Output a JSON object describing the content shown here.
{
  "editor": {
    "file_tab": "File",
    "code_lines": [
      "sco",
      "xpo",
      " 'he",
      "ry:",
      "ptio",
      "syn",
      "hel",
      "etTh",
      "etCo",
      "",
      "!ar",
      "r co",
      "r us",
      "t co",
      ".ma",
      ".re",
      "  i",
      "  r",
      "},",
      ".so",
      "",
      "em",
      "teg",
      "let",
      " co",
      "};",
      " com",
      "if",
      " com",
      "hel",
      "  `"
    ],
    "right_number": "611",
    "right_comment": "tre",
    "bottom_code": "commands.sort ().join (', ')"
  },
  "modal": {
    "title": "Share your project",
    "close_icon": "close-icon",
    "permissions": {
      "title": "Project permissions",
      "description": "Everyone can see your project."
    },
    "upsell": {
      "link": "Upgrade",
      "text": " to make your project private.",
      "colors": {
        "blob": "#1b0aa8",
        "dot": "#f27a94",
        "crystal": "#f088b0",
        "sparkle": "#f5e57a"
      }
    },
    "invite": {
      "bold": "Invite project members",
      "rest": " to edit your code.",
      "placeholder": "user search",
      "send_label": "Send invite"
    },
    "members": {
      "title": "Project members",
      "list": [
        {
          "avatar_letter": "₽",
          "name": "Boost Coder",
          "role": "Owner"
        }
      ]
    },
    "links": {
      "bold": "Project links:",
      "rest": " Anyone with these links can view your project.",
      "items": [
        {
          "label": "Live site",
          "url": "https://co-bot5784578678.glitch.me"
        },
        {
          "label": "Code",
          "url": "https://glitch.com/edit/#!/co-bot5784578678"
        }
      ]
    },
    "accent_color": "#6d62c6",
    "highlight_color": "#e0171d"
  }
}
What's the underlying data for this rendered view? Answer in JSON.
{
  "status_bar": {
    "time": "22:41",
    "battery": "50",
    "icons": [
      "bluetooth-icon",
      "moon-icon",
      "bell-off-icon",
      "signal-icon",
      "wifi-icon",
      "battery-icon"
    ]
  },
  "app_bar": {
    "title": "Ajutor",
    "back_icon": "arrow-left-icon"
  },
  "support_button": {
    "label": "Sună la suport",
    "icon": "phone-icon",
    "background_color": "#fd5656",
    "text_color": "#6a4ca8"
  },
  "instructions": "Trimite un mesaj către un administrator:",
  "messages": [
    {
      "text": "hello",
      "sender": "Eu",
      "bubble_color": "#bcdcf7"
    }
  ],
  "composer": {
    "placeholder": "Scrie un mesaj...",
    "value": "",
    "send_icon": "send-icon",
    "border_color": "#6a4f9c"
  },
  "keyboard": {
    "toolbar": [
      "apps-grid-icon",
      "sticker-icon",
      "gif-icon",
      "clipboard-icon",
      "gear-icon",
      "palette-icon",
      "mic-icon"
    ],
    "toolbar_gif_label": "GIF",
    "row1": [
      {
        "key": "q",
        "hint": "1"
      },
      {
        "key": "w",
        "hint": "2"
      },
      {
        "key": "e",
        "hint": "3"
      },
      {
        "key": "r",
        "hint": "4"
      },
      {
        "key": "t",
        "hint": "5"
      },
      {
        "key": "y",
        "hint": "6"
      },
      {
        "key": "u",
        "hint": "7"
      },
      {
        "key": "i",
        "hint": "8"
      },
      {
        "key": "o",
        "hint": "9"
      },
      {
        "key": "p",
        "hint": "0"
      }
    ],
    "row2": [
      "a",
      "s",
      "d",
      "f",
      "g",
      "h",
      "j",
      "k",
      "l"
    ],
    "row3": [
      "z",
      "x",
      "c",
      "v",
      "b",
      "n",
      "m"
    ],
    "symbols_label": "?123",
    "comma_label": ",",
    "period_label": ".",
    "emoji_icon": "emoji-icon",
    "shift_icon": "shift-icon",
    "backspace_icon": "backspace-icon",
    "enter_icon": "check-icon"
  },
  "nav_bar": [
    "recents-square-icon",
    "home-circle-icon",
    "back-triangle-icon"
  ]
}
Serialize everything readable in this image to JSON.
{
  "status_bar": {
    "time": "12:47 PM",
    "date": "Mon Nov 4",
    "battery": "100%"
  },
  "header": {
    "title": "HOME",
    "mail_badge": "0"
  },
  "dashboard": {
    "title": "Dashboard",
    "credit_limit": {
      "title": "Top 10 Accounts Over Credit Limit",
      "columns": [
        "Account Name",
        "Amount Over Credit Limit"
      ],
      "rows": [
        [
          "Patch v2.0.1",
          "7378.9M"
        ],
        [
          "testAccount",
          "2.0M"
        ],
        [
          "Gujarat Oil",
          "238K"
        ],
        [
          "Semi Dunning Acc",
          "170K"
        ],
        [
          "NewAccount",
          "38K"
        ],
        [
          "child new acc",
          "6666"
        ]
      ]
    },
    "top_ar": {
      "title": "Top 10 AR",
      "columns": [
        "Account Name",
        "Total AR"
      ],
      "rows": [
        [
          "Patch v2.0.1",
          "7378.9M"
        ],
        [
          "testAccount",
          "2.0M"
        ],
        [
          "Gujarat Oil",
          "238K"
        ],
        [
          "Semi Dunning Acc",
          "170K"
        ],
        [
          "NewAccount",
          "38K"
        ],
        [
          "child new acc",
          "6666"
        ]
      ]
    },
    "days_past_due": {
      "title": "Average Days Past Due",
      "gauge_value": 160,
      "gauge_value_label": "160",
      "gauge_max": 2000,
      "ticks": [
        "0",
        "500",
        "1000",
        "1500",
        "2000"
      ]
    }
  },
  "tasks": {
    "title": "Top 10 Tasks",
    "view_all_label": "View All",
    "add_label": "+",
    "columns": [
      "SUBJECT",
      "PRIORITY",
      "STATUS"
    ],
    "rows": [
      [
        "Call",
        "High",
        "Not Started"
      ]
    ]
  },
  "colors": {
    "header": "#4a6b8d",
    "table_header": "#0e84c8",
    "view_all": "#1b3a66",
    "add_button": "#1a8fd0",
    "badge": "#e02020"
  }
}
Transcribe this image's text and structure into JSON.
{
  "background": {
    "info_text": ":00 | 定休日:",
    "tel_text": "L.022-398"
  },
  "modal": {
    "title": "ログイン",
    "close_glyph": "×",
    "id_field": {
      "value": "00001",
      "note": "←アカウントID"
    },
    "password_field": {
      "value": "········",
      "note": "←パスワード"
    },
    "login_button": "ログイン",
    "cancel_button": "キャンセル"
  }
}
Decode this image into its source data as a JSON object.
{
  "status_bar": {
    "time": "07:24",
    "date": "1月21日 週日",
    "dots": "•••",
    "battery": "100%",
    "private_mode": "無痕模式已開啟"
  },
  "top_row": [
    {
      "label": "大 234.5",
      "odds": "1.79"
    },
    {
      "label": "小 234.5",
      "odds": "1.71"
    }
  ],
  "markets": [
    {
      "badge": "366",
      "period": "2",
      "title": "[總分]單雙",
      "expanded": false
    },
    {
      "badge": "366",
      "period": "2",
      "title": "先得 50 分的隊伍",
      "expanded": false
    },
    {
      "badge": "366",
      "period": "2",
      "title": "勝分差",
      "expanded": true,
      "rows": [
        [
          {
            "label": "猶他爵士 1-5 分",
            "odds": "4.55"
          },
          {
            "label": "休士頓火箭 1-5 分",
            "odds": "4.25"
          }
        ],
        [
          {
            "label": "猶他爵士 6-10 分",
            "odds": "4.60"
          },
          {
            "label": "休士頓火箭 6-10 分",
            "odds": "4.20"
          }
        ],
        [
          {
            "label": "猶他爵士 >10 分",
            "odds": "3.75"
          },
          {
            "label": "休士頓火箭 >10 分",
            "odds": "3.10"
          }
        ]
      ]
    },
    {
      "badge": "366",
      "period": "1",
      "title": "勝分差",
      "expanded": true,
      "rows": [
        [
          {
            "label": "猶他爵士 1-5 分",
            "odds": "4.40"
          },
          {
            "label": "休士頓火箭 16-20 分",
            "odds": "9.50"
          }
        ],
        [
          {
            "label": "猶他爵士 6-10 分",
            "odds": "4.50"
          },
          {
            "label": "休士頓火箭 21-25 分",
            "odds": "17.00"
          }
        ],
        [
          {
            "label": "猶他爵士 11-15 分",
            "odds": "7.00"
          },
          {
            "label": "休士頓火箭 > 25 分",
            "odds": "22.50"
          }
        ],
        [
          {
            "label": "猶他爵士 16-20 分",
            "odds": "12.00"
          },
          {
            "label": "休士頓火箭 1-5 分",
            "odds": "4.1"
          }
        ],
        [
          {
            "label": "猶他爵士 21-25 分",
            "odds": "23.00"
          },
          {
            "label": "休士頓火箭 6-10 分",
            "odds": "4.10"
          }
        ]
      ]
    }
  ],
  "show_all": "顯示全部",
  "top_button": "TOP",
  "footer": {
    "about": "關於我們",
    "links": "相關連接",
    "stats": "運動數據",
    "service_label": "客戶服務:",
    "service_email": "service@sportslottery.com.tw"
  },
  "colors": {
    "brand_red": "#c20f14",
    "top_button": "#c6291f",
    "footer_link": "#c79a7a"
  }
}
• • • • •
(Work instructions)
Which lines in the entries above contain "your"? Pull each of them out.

(Result of this exercise)
    "title": "Share your project",
      "description": "Everyone can see your project."
      "text": " to make your project private.",
      "rest": " to edit your code.",
      "rest": " Anyone with these links can view your project.",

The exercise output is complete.